University of Alaska Marine Biologist Found Her Passion Early
We sat down to speak to marine biologist Dr. Heidi Pearson and ask her about her passion for helping to protect animals. Growing up in Iowa, a thousand miles from the ocean, Dr. Pearson could only dream of what would become her passion and later her area of expertise, marine biology.
“Ironically, I grew up in Des Moines, Iowa, you know, a landlocked state. But (we) had a terrific high school class in Des Moines and a magnet school in marine biology. And so as part of that, I first learned about marine biology and got scuba certified, and then we went to the Florida Keys (on a school trip). So anyway, that high school experience was really my first introduction to marine biology.”
Her burgeoning curiosity in the natural world would soon also take her across the globe.
“Another pivotal experience I had in high school as well, was that I had the opportunity to go to Eastern Africa on a month-long trip, to see wildlife in their natural habitat, which was just really a very pivotal time for me. And I got to see the mountain gorillas, for example, which are still among my very favorite species. And that trip also just really heightened my awareness of conservation issues. And I realized that for a career, I wanted to study animals and also help in their protection. And so kind of combining those two early experiences.”
Speaking from her office in Juneau, Alaska where she serves as a faculty member at the University of Alaska, Southeast, Dr. Pearson laughed when asked what brought her all the way north to America’s largest state — one that boasts a diversity of nature and maintains a distinct wildness rarely matched in the continental U.S.
“Well, it was, you know, I saw the job ad and it sounded really intriguing.”
Continuing on she added, “And, as I sit here in my office talking to you, I’m looking out onto the ocean. And literally, I can see whales and sea lions. So my study species are literally right outside my door, which really enhances the type of research that I can do.”

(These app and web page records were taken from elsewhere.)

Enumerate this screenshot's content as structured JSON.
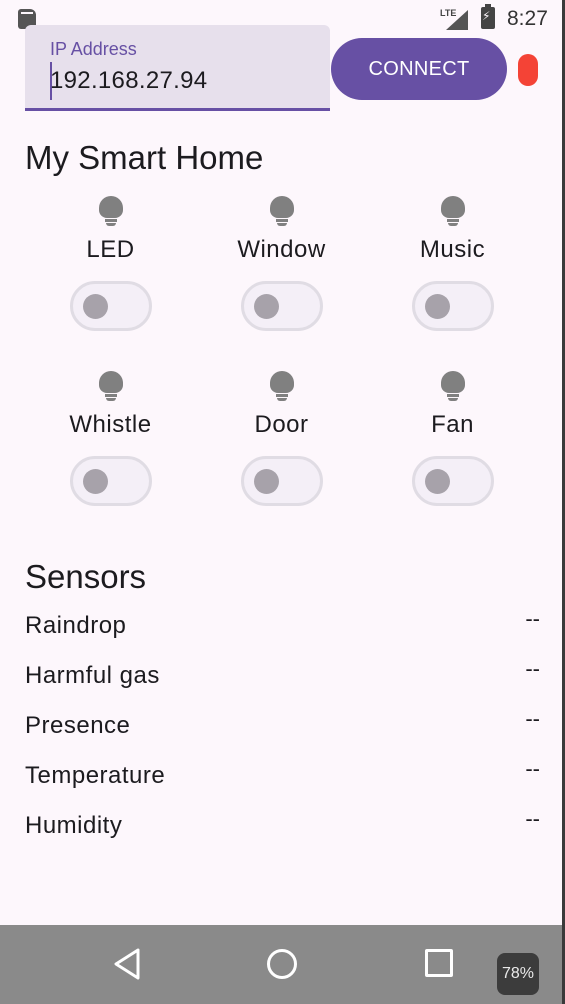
{
  "status_bar": {
    "network": "LTE",
    "time": "8:27"
  },
  "connection": {
    "ip_label": "IP Address",
    "ip_value": "192.168.27.94",
    "connect_label": "CONNECT",
    "status_color": "#f44336"
  },
  "title": "My Smart Home",
  "devices": [
    {
      "label": "LED",
      "on": false,
      "icon": "lightbulb-icon"
    },
    {
      "label": "Window",
      "on": false,
      "icon": "lightbulb-icon"
    },
    {
      "label": "Music",
      "on": false,
      "icon": "lightbulb-icon"
    },
    {
      "label": "Whistle",
      "on": false,
      "icon": "lightbulb-icon"
    },
    {
      "label": "Door",
      "on": false,
      "icon": "lightbulb-icon"
    },
    {
      "label": "Fan",
      "on": false,
      "icon": "lightbulb-icon"
    }
  ],
  "sensors_title": "Sensors",
  "sensors": [
    {
      "name": "Raindrop",
      "value": "--"
    },
    {
      "name": "Harmful gas",
      "value": "--"
    },
    {
      "name": "Presence",
      "value": "--"
    },
    {
      "name": "Temperature",
      "value": "--"
    },
    {
      "name": "Humidity",
      "value": "--"
    }
  ],
  "nav": {
    "zoom": "78%"
  },
  "colors": {
    "accent": "#6750a4",
    "background": "#fdf7fc"
  }
}
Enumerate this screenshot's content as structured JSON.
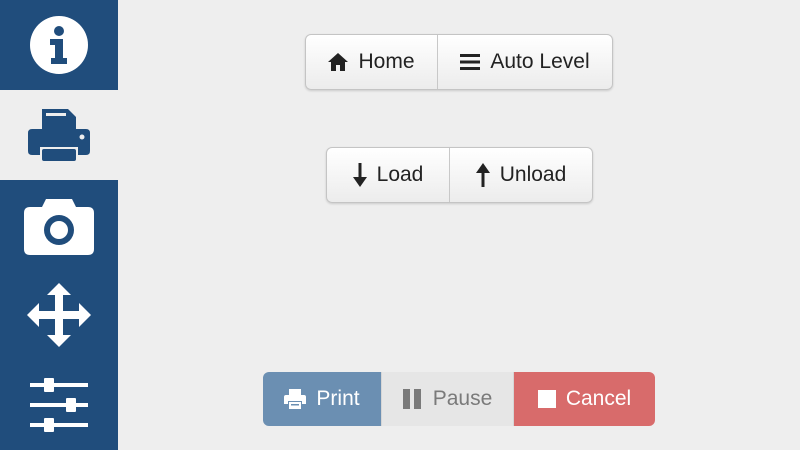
{
  "sidebar": {
    "items": [
      {
        "icon": "info-icon",
        "active": false
      },
      {
        "icon": "printer-icon",
        "active": true
      },
      {
        "icon": "camera-icon",
        "active": false
      },
      {
        "icon": "move-arrows-icon",
        "active": false
      },
      {
        "icon": "sliders-icon",
        "active": false
      }
    ]
  },
  "controls": {
    "home_label": "Home",
    "auto_level_label": "Auto Level",
    "load_label": "Load",
    "unload_label": "Unload"
  },
  "print_controls": {
    "print_label": "Print",
    "pause_label": "Pause",
    "cancel_label": "Cancel"
  },
  "colors": {
    "sidebar_bg": "#204d7c",
    "background": "#eeeeee",
    "print_button": "#6b8fb2",
    "pause_button": "#e6e6e6",
    "cancel_button": "#d86b6b"
  }
}
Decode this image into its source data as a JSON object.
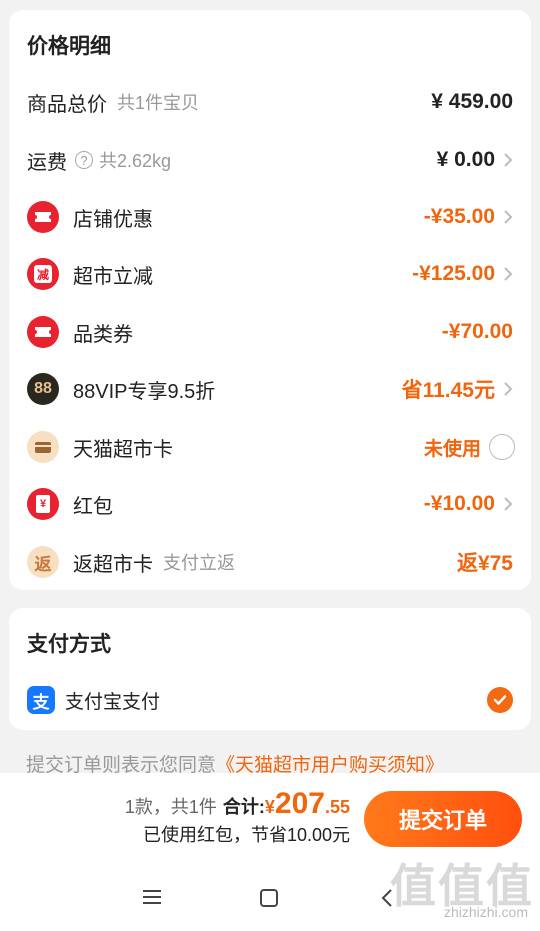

Dr. Pearson’s lab B.R.E.A.C.H. (which stands for Behavioural REsearch And Ecosystem Health) current focus is on the whale population in the popular cruise ship destination of Juneau, and more specifically the effect reduced shipping traffic during the Covid-19 pandemic has had on the local sea mammal ecosystem.
“We get over a million cruise ship passengers a year typically. And many of those cruise ship passengers go whale watching. So we have a very active and economically lucrative watching industry that has rapidly grown. And so my part in this as a humpback whale researcher is to determine if and what effects this increased vessel traffic might have on the whales themselves.”
Dr. Pearson and her team have just recently been showcased in the BBC and Apple TV featurette narrated by David Attenborough titled “The Year Earth Changed”, highlighting their work studying the humpback population.
“My hope is that what we find, you know, whether the whales have changes in health or we’re looking at stress, so whether they have, you know, we expect that they might have lower stress levels during the pandemic because there’s just not as many boats on the water. But we don’t know. And that’s why we’re doing this study. I’m hoping that if we find some changes in whale health, during these unusually quiet pandemic years that could perhaps feed back into regulations and policy that will help just to make the industry more sustainable.”
With that last statement Dr. Pearson made sure her point was clear, and it’s clear that it is not just her area of interest professionally, it’s her calling: to protect, care for, and better the earth and the creatures that dwell on it, fly above it, and especially swim beneath its oceans. As she makes clear, this isn’t an easy calling but it’s a worthy one.
And if past performance is any indication of future results, she and her team are up for the challenge.